▶ _WHAT THE TASK REQUIRES_: Every line of the material that mentions the word "rating" should be copied out.

▶ _RECORD SET_:
▬▬▬▬▬▬

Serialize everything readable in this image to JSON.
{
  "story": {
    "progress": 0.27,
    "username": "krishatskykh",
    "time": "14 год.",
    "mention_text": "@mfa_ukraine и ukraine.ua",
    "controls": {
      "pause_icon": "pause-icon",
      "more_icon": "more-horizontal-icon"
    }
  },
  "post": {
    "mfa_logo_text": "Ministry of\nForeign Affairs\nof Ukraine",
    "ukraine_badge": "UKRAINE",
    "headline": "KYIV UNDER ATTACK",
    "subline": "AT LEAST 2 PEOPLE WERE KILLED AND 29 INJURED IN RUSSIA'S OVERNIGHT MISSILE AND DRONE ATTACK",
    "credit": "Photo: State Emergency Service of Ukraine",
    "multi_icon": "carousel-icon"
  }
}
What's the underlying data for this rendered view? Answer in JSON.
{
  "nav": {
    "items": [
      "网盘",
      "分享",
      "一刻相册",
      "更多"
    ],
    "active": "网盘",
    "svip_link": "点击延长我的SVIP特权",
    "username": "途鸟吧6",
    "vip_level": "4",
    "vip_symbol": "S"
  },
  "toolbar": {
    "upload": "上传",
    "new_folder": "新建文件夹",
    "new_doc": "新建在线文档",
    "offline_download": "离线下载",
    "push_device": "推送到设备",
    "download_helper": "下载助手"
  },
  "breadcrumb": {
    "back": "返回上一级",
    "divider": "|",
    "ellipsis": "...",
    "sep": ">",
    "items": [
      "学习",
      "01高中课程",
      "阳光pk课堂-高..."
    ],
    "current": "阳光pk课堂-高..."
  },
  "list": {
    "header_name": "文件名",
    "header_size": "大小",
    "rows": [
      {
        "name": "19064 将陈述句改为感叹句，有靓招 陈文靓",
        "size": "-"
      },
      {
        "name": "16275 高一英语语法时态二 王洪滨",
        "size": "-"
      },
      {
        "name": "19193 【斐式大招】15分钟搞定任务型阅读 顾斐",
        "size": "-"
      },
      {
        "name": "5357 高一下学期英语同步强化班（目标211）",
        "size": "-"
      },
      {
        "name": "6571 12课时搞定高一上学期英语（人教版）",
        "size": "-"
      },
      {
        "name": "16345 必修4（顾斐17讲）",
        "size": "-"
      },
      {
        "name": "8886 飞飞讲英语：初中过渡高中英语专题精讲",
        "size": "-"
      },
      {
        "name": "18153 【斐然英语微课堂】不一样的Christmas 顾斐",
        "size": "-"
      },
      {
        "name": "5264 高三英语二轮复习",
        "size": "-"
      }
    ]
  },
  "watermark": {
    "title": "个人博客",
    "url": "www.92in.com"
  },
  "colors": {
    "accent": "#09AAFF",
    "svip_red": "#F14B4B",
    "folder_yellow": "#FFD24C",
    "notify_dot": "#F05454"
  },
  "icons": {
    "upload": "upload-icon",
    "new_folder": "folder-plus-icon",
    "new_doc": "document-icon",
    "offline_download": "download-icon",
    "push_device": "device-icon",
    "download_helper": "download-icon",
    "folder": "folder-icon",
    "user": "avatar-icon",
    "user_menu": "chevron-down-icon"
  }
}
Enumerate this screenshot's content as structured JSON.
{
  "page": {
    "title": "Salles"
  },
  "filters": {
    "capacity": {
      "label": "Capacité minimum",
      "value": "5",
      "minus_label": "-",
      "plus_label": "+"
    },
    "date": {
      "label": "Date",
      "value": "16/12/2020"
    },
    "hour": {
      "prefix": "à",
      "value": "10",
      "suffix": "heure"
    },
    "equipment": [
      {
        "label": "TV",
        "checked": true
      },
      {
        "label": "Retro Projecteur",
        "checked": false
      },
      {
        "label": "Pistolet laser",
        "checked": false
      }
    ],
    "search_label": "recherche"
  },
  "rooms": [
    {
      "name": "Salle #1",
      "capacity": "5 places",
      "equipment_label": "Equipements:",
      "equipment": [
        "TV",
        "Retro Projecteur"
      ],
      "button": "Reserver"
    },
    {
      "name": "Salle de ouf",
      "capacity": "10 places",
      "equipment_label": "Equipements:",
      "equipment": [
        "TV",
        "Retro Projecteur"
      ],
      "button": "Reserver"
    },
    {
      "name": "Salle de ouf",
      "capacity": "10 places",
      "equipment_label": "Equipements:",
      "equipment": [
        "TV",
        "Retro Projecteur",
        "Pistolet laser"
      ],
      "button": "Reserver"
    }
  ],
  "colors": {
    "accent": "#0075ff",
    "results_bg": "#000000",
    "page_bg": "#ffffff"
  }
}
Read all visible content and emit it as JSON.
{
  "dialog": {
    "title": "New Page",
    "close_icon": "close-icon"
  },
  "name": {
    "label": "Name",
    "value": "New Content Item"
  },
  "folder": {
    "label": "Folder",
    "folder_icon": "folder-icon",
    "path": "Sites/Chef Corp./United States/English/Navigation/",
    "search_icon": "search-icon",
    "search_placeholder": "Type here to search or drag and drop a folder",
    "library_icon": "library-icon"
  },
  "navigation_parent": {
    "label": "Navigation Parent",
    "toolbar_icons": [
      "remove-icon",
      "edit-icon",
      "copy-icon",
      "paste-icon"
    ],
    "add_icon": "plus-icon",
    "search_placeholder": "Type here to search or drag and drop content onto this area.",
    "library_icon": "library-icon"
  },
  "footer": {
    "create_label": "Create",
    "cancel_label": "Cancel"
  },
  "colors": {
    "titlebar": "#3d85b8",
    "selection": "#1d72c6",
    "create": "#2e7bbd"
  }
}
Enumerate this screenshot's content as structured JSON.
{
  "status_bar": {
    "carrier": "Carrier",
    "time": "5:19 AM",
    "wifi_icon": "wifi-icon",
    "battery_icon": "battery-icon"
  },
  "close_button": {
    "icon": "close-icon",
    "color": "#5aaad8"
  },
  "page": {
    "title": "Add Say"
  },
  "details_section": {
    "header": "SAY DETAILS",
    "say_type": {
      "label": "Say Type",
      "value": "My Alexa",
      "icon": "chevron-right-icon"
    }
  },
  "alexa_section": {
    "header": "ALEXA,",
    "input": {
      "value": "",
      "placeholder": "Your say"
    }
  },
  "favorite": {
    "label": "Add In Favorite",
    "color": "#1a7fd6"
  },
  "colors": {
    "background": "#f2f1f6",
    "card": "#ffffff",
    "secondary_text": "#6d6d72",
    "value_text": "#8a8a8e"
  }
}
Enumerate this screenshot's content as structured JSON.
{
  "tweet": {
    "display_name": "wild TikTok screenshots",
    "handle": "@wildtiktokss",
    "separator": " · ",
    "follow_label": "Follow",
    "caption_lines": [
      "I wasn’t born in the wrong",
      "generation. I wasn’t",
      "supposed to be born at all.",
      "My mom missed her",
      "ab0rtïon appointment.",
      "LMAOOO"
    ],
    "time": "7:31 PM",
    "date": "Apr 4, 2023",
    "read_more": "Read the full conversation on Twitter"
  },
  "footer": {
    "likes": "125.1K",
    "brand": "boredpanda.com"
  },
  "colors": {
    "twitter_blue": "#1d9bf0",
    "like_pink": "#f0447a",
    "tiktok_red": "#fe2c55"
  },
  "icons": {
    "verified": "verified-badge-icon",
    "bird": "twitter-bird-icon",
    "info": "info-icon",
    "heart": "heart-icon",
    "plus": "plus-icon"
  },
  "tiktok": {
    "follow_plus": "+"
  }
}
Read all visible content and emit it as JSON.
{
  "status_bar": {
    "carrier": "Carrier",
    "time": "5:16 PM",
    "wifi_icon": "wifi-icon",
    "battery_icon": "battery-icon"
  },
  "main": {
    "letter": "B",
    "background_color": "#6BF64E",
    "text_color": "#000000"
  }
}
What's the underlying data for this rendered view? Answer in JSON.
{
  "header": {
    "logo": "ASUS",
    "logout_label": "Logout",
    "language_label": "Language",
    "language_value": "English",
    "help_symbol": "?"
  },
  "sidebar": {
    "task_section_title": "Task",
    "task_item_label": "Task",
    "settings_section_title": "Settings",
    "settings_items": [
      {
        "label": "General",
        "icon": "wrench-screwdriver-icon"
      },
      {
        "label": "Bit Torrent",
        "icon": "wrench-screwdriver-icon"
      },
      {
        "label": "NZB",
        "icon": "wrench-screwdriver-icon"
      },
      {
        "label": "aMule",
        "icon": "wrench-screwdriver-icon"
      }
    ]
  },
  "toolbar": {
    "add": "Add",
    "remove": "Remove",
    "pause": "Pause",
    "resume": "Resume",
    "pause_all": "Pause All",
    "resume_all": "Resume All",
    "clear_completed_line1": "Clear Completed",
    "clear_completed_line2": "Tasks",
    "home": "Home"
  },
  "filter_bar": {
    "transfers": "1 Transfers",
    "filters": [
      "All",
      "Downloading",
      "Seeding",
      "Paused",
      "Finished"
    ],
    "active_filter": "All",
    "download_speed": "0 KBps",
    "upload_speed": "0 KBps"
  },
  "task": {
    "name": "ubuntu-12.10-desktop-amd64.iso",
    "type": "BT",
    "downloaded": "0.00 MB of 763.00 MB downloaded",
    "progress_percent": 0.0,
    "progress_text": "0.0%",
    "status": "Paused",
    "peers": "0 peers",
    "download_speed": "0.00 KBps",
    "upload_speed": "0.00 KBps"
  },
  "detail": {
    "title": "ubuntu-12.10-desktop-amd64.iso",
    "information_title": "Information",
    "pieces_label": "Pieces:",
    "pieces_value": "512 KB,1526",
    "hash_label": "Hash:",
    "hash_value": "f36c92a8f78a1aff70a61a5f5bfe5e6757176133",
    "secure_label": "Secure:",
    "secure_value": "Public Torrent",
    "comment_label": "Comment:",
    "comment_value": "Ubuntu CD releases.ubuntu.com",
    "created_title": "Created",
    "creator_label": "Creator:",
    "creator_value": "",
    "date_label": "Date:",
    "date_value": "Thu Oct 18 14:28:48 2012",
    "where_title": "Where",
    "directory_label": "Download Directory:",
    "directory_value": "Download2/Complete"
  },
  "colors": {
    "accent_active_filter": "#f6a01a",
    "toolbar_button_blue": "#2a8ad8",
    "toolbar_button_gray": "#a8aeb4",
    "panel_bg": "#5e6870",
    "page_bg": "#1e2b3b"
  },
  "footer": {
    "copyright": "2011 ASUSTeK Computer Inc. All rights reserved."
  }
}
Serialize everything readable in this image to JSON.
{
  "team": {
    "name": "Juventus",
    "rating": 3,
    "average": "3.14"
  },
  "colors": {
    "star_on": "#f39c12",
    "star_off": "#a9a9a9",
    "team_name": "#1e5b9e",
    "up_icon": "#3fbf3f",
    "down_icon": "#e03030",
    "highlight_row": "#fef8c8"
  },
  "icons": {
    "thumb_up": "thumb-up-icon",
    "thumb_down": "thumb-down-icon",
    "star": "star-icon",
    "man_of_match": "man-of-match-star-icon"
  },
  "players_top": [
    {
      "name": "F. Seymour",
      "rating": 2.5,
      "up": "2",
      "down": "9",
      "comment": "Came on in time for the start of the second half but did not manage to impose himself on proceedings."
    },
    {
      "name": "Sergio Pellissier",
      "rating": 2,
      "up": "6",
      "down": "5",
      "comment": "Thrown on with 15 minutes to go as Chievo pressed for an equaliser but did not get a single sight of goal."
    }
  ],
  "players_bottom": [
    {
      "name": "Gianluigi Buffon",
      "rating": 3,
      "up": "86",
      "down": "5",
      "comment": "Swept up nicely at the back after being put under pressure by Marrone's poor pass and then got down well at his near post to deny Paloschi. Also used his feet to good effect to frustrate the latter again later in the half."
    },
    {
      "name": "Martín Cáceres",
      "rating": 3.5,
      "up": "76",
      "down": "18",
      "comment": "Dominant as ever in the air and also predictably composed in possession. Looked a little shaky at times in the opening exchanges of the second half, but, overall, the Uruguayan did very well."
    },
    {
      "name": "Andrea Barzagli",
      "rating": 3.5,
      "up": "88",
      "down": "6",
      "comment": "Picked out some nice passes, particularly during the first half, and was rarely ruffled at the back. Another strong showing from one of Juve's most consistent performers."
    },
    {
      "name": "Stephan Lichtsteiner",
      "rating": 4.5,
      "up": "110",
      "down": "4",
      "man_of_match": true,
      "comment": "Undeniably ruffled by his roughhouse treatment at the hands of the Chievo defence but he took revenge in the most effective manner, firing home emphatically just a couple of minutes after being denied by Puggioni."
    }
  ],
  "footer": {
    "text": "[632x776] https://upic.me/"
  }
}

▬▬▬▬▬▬

▶ _ANSWER TO THIS PROBLEM_:
    "rating": 3,
      "rating": 2.5,
      "rating": 2,
      "rating": 3,
      "rating": 3.5,
      "rating": 3.5,
      "rating": 4.5,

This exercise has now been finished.